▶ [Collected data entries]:

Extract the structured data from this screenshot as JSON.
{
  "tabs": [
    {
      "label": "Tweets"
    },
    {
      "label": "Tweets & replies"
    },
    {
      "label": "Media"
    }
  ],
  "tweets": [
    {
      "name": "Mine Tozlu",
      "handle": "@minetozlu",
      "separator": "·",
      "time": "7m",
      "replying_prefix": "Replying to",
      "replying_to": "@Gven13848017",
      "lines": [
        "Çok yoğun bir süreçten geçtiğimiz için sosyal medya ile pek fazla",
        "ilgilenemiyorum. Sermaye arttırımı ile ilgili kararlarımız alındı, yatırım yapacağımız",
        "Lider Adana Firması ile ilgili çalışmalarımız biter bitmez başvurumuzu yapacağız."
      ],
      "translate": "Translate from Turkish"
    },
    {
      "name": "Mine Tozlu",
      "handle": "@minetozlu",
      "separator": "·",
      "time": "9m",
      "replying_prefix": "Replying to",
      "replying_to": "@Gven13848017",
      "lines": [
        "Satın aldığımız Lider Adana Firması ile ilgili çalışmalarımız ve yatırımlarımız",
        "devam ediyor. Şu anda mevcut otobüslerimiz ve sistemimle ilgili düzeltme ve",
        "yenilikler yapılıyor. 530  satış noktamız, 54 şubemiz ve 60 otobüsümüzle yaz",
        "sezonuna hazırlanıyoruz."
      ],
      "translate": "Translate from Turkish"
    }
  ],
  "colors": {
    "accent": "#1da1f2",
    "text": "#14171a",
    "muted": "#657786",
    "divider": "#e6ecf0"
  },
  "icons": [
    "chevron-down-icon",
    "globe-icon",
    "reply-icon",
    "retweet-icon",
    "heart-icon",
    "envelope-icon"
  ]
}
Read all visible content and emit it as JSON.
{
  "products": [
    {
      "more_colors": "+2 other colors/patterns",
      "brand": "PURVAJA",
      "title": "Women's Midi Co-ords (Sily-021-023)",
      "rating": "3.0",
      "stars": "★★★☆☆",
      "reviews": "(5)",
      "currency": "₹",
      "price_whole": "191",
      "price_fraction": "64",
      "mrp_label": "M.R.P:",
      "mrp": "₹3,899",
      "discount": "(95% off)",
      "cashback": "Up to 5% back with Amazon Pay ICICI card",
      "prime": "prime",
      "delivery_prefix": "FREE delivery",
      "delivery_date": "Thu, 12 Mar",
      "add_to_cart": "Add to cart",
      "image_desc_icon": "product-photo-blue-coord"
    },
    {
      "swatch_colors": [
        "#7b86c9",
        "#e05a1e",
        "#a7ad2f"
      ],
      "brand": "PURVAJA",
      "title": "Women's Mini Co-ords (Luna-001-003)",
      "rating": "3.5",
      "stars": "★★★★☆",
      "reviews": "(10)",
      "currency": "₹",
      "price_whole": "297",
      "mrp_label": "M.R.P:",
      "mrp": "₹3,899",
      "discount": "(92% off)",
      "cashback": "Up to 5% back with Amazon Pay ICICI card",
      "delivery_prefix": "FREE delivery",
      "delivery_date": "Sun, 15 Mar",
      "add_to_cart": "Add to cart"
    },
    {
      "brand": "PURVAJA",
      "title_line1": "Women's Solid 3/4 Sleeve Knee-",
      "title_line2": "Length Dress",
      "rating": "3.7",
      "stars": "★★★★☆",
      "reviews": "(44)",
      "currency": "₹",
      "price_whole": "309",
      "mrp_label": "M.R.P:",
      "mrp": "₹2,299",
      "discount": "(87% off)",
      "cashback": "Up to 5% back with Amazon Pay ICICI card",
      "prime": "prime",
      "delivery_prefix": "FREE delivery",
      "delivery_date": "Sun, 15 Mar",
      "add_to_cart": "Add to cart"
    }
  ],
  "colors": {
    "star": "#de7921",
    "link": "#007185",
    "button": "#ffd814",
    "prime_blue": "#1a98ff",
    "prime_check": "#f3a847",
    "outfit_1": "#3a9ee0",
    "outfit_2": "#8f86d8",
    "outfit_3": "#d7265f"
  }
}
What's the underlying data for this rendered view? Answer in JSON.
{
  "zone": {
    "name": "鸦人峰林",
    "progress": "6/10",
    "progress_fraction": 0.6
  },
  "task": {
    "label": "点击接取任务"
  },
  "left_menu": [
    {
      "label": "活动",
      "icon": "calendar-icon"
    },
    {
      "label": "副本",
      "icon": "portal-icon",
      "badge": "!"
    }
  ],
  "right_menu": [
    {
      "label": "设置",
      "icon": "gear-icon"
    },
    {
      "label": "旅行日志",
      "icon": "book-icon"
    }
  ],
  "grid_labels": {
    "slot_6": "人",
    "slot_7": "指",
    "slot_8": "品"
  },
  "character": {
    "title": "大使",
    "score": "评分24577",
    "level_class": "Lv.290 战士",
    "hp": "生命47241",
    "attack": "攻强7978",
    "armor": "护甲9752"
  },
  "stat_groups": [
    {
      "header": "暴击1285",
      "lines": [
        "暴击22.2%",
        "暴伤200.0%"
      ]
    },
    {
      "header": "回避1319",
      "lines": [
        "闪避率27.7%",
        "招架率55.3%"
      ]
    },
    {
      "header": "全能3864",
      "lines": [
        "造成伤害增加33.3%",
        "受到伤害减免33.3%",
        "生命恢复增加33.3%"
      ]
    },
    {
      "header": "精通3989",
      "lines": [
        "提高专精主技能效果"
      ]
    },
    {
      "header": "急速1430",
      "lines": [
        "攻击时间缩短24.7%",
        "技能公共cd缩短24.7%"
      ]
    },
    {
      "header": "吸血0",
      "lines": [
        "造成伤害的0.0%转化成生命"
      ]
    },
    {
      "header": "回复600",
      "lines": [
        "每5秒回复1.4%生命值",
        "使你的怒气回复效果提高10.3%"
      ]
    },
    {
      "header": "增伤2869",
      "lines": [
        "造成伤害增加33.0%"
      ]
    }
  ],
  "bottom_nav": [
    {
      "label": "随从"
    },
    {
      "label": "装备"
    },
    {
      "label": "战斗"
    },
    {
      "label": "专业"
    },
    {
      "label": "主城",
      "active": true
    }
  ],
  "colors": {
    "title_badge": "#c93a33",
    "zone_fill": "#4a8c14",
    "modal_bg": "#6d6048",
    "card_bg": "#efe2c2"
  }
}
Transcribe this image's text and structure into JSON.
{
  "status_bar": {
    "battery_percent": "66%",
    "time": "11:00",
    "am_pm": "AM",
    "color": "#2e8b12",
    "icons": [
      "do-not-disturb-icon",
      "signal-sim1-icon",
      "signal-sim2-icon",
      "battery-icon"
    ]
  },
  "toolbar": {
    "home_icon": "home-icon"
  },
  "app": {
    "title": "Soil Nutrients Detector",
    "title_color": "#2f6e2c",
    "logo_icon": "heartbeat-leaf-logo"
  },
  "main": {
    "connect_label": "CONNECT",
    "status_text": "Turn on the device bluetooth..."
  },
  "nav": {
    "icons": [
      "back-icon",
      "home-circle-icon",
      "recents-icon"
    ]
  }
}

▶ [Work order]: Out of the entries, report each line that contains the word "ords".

▶ [Task answer]:
      "title": "Women's Midi Co-ords (Sily-021-023)",
      "title": "Women's Mini Co-ords (Luna-001-003)",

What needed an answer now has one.